== Records for the task ==

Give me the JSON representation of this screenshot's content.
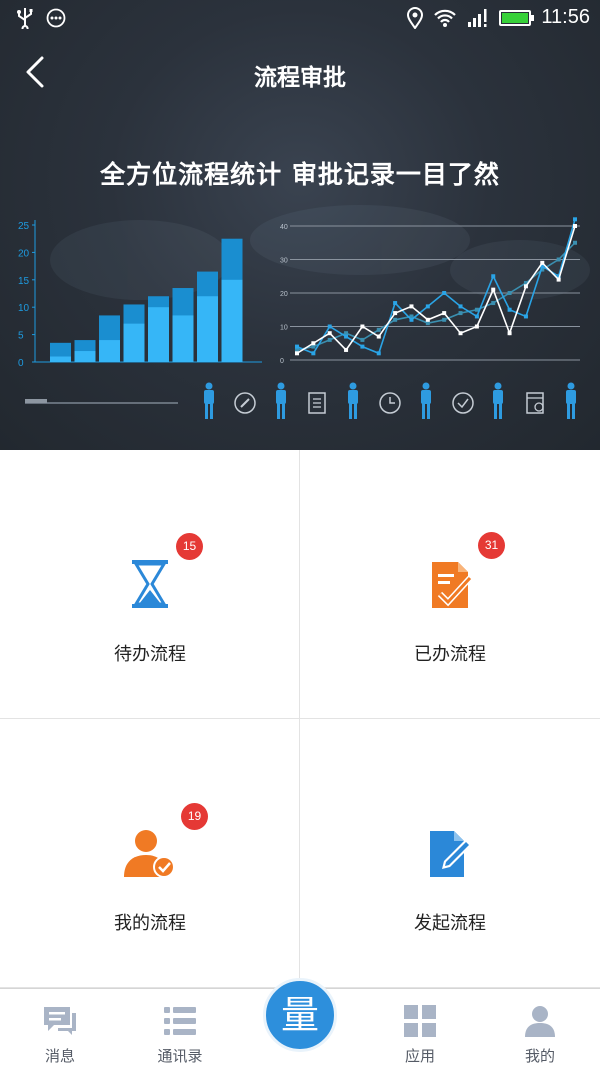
{
  "status_bar": {
    "time": "11:56"
  },
  "nav": {
    "title": "流程审批"
  },
  "banner": {
    "title": "全方位流程统计 审批记录一目了然",
    "bar_chart": {
      "y_ticks": [
        "25",
        "20",
        "15",
        "10",
        "5",
        "0"
      ],
      "dark_values": [
        3.5,
        4,
        8.5,
        10.5,
        12,
        13.5,
        16.5,
        22.5
      ],
      "light_values": [
        1,
        2,
        4,
        7,
        10,
        8.5,
        12,
        15
      ]
    },
    "line_chart": {
      "y_ticks": [
        "40",
        "30",
        "20",
        "10",
        "0"
      ],
      "series_white": [
        2,
        5,
        8,
        3,
        10,
        7,
        14,
        16,
        12,
        14,
        8,
        10,
        21,
        8,
        22,
        29,
        24,
        40
      ],
      "series_blue": [
        4,
        2,
        10,
        7,
        4,
        2,
        17,
        12,
        16,
        20,
        16,
        13,
        25,
        15,
        13,
        28,
        25,
        42
      ],
      "series_teal": [
        3,
        4,
        6,
        8,
        6,
        9,
        12,
        13,
        11,
        12,
        14,
        15,
        17,
        20,
        23,
        27,
        30,
        35
      ]
    }
  },
  "grid": {
    "pending": {
      "label": "待办流程",
      "badge": "15",
      "icon_color": "#2b88d8"
    },
    "done": {
      "label": "已办流程",
      "badge": "31",
      "icon_color": "#f07a24"
    },
    "mine": {
      "label": "我的流程",
      "badge": "19",
      "icon_color": "#f07a24"
    },
    "start": {
      "label": "发起流程",
      "icon_color": "#2b88d8"
    }
  },
  "tabbar": {
    "tabs": [
      {
        "label": "消息",
        "icon": "chat-icon"
      },
      {
        "label": "通讯录",
        "icon": "list-icon"
      },
      {
        "label": "应用",
        "icon": "apps-icon"
      },
      {
        "label": "我的",
        "icon": "person-icon"
      }
    ],
    "center": {
      "label": "量"
    }
  }
}
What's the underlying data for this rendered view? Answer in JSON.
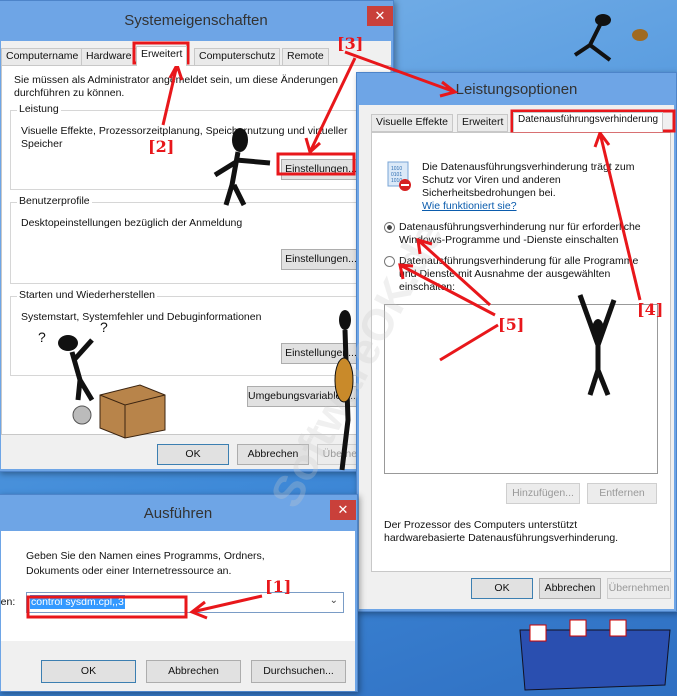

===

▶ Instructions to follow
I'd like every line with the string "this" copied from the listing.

▶ Exercise output
Give me the JSON representation of this screenshot's content.
What's the underlying data for this rendered view? Answer in JSON.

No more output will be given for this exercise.